Note: There is an Exadata specific situation that causes migrated rows. When a row is updated in a Hybrid Columnar Compressed (HCC) table, then it is migrated to another block in the segment that is managed using “OLTP compression“. Any HCC Compression Unit (CU) containing at least one migrated row, will also cause the block containing that row to be accessed by the server using a “cell single block physical read“.
The discussion then evolved to other situations that might interfere with “Smart Scan” operations on objects for which “Smart Scans” are normally done and which might be caused by updates. Consistent Read requests can force “Smart Scans” to work differently if any of the following is true:
- A block is updated and the update is not yet committed.
- A block is updated and committed, but the query System Change number (SCN) is older than the commit SCN.
- A block is updated and committed but not cleaned out, because it was no longer in the buffer cache at commit time.
In the first two cases, a CR image of the block must be found in the buffer cache of the instance issuing the read, or by RAC cache fusion in the case of RAC databases. If not found, then one must be constructed by accessing the Undo segment for the active transaction and creating an older block image by reference to the Undo blocks. Whichever is done, requires that the CR processing be done in the database instances not the cells. So each cell performing part of the “Smart Scan” operation on part of the table may stop sending results temporarily and ship block images for any such block that it finds, for CR processing in the database instance(s), before resuming smart scan on the next block. Performance will be more affected if there are many such blocks.
In the third case, when a cell sends its first block image to the database instance. the Undo will indicate that the transaction committed prior to the query SCN and the block may be cleaned out. The transaction ID may then be returned to the cell indicating that it was already committed. Any future references by any query to any blocks showing the same transaction to be active, and whose query SCN is older than the commit SCN, may be cleaned out in the cell. This is done by reference to a cached list of committed transaction identifiers maintained in each cell. This means that the overhead of delayed block cleanout is not as serious as the case of an uncommitted transaction or one that committed after a query began, as outlined above.

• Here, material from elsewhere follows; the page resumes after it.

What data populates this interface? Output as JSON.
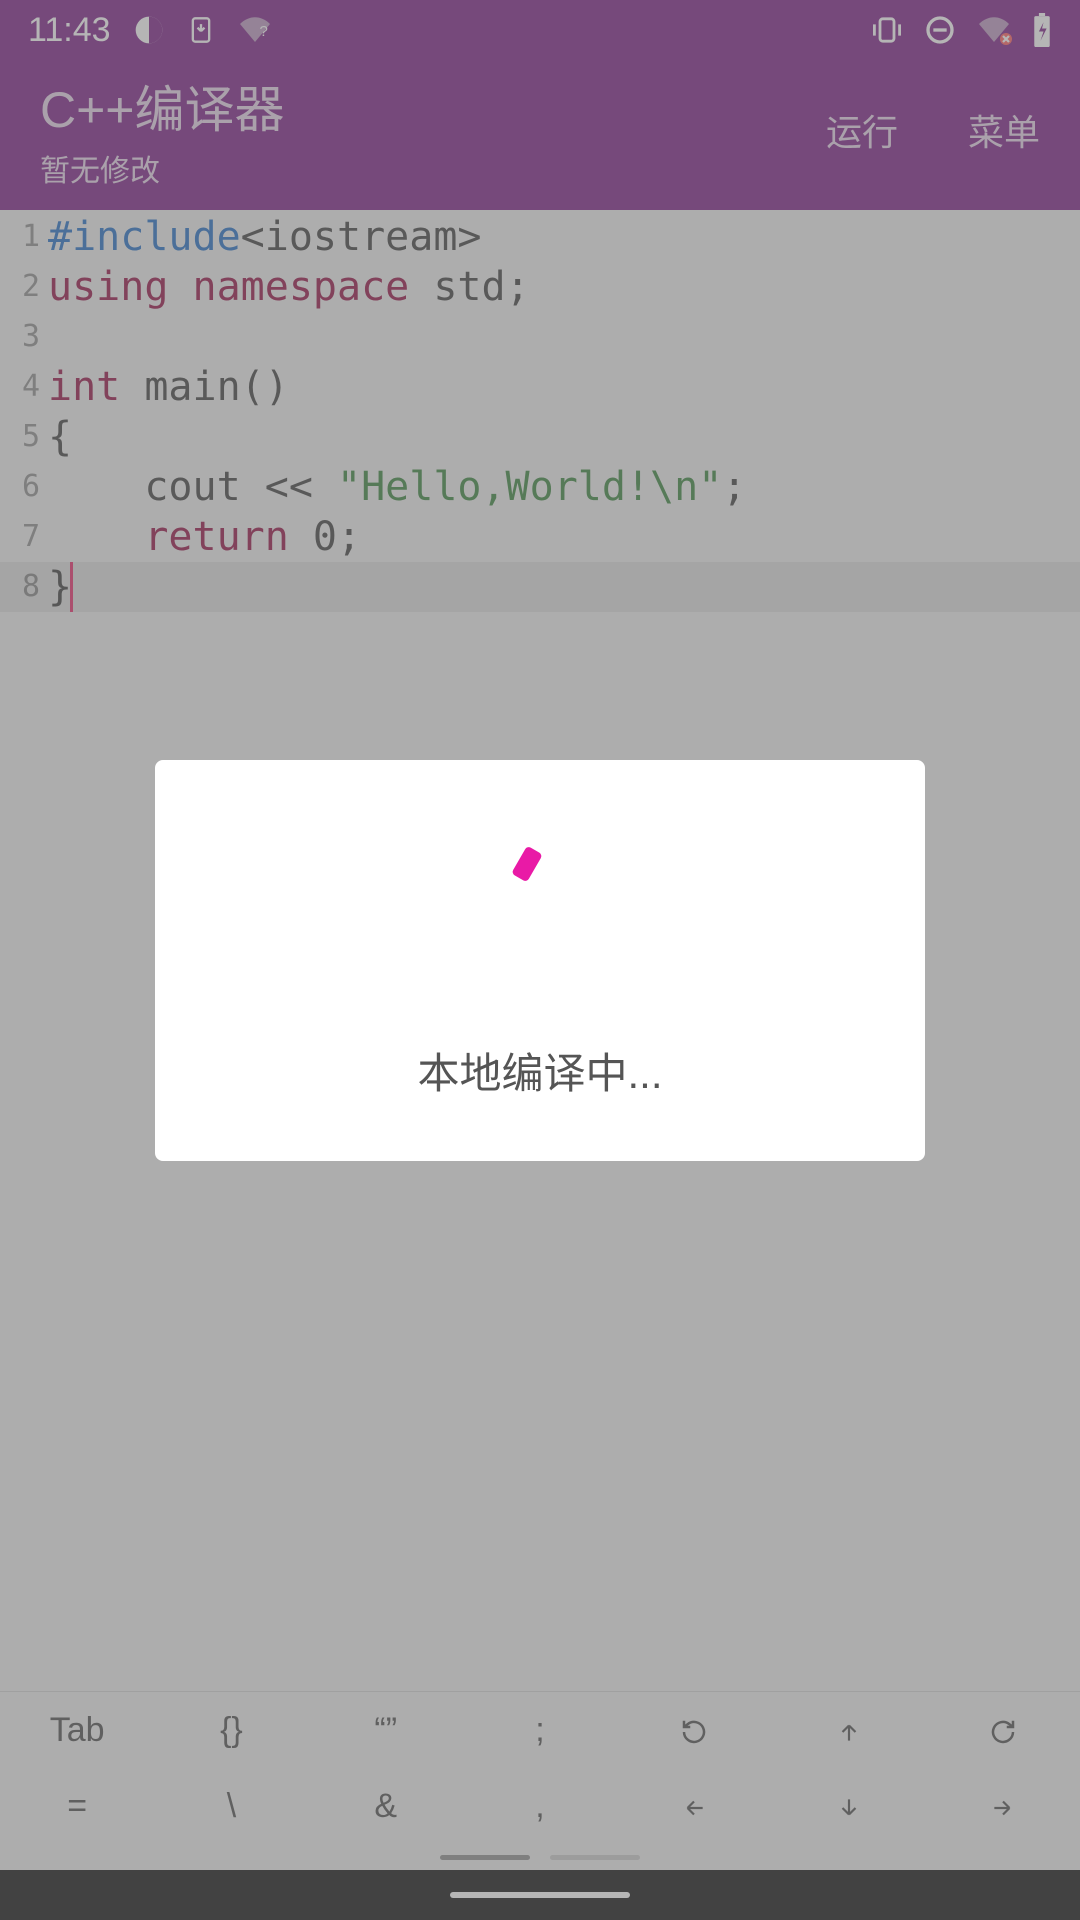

The lessons learned from this are:
- Migrated rows still affect performance, as they do in conventional storage situations, but with the additional overhead of reducing the beneficial effects of “Smart Scan” in addition to increasing the number of I/Os.

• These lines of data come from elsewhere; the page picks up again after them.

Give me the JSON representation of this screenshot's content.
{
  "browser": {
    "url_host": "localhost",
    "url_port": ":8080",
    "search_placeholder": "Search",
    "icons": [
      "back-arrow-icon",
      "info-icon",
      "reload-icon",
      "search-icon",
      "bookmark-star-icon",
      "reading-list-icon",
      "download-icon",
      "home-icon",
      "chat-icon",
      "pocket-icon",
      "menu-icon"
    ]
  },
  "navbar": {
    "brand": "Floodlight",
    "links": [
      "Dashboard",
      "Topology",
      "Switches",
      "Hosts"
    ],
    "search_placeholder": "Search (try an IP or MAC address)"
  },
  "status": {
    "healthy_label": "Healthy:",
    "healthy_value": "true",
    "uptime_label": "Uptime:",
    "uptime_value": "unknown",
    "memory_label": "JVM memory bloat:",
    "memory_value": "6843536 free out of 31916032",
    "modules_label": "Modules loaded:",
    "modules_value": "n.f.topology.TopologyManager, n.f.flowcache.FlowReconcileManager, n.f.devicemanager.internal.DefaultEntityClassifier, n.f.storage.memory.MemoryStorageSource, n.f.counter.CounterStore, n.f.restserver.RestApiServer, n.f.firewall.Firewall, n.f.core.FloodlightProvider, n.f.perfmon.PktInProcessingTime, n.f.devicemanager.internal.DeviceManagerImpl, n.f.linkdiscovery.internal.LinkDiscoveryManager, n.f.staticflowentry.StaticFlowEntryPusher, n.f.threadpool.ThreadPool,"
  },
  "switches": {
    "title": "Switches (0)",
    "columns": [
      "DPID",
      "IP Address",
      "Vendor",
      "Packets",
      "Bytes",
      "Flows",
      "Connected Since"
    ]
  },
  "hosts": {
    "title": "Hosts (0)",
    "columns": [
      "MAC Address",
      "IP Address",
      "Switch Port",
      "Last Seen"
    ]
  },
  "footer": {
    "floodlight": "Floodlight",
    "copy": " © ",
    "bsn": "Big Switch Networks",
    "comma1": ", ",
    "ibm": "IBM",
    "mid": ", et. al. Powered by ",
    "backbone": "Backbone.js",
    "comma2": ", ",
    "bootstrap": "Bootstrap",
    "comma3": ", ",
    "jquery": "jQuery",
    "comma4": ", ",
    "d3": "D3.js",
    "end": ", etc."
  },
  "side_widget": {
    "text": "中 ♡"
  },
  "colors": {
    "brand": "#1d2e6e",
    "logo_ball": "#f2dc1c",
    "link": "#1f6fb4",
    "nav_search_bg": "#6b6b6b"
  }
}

- All queries may be affected by the migrated rows, including queries performed implicitly for DDL.
- Uncommitted bulk updates performed at the same time as queries, may increase overheads due to Consistent Read processing
- Bulk updates committed after a query starts, may cause the same CR processing overheads
DBAs looking after database on a DB machine should monitor for migrated rows and rectify the situation. There are numerous posts outlining the method for doing this, so i wont reproduce them here. Alternatively the Enterprise Manager Reorg Wizard may be used and details may be found in the EM documentation for the tuning pack reorg wizard which is a cost option.
For optimal “Smart Scan” efficiency, it is advisable to avoid warehouse queries done at the same time as bulk updates, as is the case with conventional storage solutions.